From the NY Post:
There's a tree that stands in front of 50-11 228th Street in Bayside, Queens, which very few people stop to look at anymore. It’s tall and spreads its shade from sidewalk to sidewalk, people stopping underneath in their cars and hustling into their homes, all in the name of haste.
“I don’t know nothing about no golf course,” one resident said recently as he came out onto his screen-enclosed porch shirtless, holding back his barking dog and refusing to give his name.
Not many know about the course that used to be here, and, as old as the tree is, it might only have the faintest memory.
That’s because Oakland Golf Club not only has disappeared physically, it has disappeared from the consciousness of a golf-crazed region. Right there in northern Queens was a cog in the early-American golfing landscape, a course that was home to the famed amateur Walter Travis, that hosted the legendary Harry Vardon on his American tour of 1900, and that was redesigned by the master Golden Age architect Seth Raynor in 1921.
Yet, in the post-WWII suburban expansion of New York City, ground was sacrificed in the name of progress. The death knell for Oakland came with the construction of the Long Island Expressway in 1952, the final nail in its coffin driven in by the Clearview Expressway in 1960.
To round off the list of great city courses gone missing, look upon another tree that currently sits in front of 230-41 28th Avenue, just north of Bayside High School.
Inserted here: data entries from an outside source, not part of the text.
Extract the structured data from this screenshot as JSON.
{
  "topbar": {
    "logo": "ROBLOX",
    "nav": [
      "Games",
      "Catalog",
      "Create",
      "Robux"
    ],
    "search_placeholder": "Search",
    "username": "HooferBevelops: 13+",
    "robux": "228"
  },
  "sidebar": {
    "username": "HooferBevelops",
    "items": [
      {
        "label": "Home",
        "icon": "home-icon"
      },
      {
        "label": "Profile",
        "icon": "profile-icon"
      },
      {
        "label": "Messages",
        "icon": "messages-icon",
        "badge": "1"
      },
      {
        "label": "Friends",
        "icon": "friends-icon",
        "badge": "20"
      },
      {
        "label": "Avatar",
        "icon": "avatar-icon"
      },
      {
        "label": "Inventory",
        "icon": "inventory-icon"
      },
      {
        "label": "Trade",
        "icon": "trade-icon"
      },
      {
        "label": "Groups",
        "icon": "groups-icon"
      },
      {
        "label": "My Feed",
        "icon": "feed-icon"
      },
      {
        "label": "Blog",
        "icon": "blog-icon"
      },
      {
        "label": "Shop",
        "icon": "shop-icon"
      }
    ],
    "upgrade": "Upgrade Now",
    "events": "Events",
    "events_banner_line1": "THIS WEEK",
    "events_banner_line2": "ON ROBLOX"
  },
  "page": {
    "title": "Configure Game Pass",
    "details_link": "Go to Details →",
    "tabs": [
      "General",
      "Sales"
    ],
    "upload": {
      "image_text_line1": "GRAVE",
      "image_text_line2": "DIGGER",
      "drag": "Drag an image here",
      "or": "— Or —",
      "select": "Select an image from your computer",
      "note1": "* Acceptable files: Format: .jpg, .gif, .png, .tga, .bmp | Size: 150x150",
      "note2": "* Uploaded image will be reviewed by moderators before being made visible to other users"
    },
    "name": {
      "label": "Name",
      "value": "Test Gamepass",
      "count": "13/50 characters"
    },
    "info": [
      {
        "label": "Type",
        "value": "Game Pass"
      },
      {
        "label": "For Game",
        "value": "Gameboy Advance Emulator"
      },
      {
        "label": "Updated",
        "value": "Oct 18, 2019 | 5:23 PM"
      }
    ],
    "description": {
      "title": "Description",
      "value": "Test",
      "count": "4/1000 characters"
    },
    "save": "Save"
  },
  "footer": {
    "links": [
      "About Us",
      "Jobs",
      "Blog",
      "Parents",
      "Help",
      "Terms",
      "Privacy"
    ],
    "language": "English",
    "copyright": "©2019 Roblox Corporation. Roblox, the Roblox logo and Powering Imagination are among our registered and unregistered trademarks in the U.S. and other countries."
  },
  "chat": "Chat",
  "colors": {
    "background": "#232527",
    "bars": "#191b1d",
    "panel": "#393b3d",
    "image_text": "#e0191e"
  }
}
If the tree goes back about 60 years, it would have stood next to the wonderful green complex of the 16th hole at Dr. Alister MacKenzie’s Bayside Links.
MacKenzie designed Bayside just before going to help out Bobby Jones and Clifford Roberts with Augusta National, and he built it as a playable track with the same spirit as his beloved municipal courses in his homeland of Scotland.